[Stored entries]

== Segment start ==

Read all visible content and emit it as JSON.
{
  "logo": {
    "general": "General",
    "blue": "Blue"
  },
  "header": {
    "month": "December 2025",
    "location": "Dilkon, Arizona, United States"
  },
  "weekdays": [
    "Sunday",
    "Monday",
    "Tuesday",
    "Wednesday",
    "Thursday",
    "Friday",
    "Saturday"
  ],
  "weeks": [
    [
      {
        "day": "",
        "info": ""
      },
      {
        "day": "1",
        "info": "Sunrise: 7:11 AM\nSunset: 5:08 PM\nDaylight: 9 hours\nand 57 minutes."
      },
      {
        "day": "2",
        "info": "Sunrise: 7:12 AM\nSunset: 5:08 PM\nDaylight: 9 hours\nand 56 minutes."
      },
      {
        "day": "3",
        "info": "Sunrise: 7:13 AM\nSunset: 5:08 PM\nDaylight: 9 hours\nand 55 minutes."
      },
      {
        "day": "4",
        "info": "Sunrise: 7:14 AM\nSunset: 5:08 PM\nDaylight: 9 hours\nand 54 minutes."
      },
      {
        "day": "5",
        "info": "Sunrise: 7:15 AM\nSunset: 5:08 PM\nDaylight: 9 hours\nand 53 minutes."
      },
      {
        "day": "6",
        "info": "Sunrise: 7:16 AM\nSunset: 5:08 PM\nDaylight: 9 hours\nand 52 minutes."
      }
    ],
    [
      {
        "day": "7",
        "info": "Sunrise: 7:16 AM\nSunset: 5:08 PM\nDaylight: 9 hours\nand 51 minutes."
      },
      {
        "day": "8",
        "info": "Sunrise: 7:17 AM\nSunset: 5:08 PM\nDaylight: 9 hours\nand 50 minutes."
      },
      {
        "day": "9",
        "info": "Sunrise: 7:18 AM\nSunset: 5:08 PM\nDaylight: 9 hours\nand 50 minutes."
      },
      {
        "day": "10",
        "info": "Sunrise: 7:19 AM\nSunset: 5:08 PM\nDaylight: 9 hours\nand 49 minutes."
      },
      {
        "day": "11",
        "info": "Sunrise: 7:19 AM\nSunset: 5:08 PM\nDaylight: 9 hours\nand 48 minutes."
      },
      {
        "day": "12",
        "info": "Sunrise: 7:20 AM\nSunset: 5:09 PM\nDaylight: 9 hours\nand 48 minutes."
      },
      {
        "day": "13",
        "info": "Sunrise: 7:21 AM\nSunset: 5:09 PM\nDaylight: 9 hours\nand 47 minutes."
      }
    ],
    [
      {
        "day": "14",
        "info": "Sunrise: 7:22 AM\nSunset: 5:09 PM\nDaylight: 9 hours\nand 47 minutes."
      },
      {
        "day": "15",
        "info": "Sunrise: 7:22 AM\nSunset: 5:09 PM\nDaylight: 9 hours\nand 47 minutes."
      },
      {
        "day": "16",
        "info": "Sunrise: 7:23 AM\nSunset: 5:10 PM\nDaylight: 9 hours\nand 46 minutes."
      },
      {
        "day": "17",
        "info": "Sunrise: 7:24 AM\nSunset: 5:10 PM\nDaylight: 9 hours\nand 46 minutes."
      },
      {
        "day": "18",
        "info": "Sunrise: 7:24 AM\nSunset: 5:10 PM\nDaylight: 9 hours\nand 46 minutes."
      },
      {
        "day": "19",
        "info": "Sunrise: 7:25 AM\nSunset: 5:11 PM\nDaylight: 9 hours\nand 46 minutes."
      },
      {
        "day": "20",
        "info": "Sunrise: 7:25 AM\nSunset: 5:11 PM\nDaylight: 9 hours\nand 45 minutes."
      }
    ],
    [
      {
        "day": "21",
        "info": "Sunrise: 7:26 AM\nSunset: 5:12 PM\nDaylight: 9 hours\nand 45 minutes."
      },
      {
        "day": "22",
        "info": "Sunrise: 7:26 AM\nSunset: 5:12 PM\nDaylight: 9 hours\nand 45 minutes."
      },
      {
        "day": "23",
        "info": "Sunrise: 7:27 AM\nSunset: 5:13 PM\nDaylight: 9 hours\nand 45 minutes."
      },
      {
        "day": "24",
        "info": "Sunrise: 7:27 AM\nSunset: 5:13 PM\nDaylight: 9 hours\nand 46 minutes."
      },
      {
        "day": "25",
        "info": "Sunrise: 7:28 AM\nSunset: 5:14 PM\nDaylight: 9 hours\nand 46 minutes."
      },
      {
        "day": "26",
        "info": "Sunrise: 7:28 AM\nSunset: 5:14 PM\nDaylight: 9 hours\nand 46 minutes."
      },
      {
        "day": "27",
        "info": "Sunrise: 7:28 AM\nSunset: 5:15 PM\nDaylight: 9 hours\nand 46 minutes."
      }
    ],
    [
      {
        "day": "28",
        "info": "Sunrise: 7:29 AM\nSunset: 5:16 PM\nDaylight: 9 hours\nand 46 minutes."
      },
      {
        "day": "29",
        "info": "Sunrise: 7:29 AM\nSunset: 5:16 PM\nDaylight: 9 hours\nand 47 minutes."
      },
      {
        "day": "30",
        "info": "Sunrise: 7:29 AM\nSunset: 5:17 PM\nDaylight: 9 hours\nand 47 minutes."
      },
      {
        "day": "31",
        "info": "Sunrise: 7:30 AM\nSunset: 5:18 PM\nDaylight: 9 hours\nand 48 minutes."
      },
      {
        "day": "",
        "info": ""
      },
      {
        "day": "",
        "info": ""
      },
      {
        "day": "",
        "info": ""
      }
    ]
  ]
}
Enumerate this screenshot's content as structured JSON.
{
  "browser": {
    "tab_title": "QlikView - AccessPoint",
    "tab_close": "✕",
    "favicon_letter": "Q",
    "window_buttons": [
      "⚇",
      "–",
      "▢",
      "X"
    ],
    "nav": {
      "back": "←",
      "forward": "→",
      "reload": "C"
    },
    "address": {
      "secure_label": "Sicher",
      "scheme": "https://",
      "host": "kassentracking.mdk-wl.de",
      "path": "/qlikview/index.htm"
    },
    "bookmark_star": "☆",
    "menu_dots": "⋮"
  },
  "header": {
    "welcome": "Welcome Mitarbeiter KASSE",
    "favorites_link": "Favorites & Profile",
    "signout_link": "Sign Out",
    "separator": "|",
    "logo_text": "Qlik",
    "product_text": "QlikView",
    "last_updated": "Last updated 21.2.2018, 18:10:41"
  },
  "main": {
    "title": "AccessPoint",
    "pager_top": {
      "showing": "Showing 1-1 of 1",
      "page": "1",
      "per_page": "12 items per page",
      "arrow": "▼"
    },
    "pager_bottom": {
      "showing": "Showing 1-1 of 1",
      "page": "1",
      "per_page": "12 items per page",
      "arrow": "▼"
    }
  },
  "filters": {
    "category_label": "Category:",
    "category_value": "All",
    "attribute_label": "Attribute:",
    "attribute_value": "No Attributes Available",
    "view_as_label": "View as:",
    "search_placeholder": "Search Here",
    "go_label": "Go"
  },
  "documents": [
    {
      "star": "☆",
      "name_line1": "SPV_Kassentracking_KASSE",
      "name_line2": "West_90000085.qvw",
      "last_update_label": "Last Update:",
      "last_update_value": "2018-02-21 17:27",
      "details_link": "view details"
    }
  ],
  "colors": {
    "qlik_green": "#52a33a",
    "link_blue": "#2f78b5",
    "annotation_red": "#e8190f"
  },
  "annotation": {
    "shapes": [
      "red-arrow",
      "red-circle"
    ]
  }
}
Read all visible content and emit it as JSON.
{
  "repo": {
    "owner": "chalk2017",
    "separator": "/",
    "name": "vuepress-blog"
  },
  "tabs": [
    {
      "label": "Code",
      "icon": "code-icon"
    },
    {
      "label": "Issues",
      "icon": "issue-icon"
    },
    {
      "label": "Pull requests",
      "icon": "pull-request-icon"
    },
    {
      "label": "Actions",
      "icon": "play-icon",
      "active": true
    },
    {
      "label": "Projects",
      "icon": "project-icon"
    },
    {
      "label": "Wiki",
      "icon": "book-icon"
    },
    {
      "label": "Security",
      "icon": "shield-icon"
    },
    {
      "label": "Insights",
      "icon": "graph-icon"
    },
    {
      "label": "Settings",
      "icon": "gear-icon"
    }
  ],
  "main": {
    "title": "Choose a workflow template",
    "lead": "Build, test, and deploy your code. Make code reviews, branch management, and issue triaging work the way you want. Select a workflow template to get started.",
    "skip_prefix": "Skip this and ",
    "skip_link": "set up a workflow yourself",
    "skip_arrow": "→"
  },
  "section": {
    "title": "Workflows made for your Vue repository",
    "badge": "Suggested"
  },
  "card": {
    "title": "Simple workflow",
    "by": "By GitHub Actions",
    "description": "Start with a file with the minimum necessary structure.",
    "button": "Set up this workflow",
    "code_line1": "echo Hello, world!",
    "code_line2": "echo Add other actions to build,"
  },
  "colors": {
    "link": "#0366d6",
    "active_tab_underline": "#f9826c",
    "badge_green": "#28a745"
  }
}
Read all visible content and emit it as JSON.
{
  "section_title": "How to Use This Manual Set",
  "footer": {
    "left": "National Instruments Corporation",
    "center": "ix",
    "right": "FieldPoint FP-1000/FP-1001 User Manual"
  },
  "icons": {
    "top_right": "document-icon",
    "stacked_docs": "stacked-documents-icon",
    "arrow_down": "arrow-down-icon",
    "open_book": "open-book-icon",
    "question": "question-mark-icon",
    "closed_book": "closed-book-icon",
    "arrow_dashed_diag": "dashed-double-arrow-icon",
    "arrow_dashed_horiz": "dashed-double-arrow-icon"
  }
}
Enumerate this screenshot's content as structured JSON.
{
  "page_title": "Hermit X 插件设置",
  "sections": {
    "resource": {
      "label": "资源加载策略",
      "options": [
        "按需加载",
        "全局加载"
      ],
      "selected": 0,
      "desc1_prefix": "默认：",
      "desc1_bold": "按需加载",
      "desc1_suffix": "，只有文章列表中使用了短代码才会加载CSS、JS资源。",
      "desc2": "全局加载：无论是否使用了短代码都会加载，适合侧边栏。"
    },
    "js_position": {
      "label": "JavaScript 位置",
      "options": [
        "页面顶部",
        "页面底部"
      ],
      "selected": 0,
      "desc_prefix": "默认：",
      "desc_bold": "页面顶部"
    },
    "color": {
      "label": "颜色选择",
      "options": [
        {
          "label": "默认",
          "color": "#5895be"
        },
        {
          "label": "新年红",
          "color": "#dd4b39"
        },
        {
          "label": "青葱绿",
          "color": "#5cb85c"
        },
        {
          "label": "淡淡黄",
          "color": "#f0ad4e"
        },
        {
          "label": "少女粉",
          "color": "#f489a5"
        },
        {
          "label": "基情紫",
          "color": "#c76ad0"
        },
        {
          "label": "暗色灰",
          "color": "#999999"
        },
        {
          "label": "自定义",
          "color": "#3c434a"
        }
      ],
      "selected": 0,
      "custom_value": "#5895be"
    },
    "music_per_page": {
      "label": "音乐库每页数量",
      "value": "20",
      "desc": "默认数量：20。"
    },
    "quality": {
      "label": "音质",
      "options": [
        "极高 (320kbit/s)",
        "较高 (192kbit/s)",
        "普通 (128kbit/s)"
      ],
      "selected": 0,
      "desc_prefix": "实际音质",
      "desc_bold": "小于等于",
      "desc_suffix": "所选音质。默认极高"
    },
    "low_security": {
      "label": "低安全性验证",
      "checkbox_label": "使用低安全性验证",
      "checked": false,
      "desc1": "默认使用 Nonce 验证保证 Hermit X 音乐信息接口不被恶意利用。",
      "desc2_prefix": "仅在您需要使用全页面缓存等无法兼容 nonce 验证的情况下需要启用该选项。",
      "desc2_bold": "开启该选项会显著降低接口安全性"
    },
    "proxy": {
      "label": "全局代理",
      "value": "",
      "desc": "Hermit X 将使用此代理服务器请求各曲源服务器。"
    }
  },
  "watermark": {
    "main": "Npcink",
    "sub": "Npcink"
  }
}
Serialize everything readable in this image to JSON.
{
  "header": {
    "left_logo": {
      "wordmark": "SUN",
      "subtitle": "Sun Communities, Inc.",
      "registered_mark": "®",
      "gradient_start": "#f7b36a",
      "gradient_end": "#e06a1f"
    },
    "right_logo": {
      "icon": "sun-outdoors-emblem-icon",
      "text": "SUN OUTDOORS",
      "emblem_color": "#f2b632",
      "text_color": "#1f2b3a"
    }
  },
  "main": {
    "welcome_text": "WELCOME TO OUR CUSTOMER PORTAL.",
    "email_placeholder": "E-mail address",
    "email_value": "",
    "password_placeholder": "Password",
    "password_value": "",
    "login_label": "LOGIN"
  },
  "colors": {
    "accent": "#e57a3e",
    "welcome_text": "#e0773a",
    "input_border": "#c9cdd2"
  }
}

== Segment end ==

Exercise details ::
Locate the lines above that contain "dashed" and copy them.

Exercise answer ::
    "arrow_dashed_diag": "dashed-double-arrow-icon",
    "arrow_dashed_horiz": "dashed-double-arrow-icon"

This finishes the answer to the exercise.